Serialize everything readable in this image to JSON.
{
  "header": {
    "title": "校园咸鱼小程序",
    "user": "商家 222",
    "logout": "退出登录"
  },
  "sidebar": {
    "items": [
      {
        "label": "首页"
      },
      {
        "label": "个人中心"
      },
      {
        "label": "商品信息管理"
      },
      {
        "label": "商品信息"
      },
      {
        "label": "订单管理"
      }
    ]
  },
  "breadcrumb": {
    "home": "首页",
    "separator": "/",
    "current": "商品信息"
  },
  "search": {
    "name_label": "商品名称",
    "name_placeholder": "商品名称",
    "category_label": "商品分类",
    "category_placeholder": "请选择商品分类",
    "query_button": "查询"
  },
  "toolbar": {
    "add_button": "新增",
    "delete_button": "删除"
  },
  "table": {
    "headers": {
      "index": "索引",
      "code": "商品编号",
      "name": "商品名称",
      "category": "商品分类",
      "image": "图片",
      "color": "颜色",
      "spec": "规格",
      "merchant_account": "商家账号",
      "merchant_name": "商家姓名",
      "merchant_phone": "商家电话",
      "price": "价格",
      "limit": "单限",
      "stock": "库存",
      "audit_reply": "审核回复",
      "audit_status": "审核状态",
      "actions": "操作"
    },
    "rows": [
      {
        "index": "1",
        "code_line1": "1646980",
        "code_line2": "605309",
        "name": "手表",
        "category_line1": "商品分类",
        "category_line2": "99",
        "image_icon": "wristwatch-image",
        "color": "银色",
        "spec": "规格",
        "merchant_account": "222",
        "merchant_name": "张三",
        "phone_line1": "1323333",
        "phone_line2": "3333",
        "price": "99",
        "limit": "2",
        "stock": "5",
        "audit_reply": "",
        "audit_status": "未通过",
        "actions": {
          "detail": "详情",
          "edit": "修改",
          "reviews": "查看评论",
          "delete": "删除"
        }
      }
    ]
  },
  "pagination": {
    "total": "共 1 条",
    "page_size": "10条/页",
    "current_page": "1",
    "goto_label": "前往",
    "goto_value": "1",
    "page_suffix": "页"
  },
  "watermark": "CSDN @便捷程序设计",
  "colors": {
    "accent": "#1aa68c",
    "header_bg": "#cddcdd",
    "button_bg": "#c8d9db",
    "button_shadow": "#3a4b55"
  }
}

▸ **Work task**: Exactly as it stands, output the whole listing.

▸ **Solution**:
Serialize everything readable in this image to JSON.
{
  "header": {
    "title": "校园咸鱼小程序",
    "user": "商家 222",
    "logout": "退出登录"
  },
  "sidebar": {
    "items": [
      {
        "label": "首页"
      },
      {
        "label": "个人中心"
      },
      {
        "label": "商品信息管理"
      },
      {
        "label": "商品信息"
      },
      {
        "label": "订单管理"
      }
    ]
  },
  "breadcrumb": {
    "home": "首页",
    "separator": "/",
    "current": "商品信息"
  },
  "search": {
    "name_label": "商品名称",
    "name_placeholder": "商品名称",
    "category_label": "商品分类",
    "category_placeholder": "请选择商品分类",
    "query_button": "查询"
  },
  "toolbar": {
    "add_button": "新增",
    "delete_button": "删除"
  },
  "table": {
    "headers": {
      "index": "索引",
      "code": "商品编号",
      "name": "商品名称",
      "category": "商品分类",
      "image": "图片",
      "color": "颜色",
      "spec": "规格",
      "merchant_account": "商家账号",
      "merchant_name": "商家姓名",
      "merchant_phone": "商家电话",
      "price": "价格",
      "limit": "单限",
      "stock": "库存",
      "audit_reply": "审核回复",
      "audit_status": "审核状态",
      "actions": "操作"
    },
    "rows": [
      {
        "index": "1",
        "code_line1": "1646980",
        "code_line2": "605309",
        "name": "手表",
        "category_line1": "商品分类",
        "category_line2": "99",
        "image_icon": "wristwatch-image",
        "color": "银色",
        "spec": "规格",
        "merchant_account": "222",
        "merchant_name": "张三",
        "phone_line1": "1323333",
        "phone_line2": "3333",
        "price": "99",
        "limit": "2",
        "stock": "5",
        "audit_reply": "",
        "audit_status": "未通过",
        "actions": {
          "detail": "详情",
          "edit": "修改",
          "reviews": "查看评论",
          "delete": "删除"
        }
      }
    ]
  },
  "pagination": {
    "total": "共 1 条",
    "page_size": "10条/页",
    "current_page": "1",
    "goto_label": "前往",
    "goto_value": "1",
    "page_suffix": "页"
  },
  "watermark": "CSDN @便捷程序设计",
  "colors": {
    "accent": "#1aa68c",
    "header_bg": "#cddcdd",
    "button_bg": "#c8d9db",
    "button_shadow": "#3a4b55"
  }
}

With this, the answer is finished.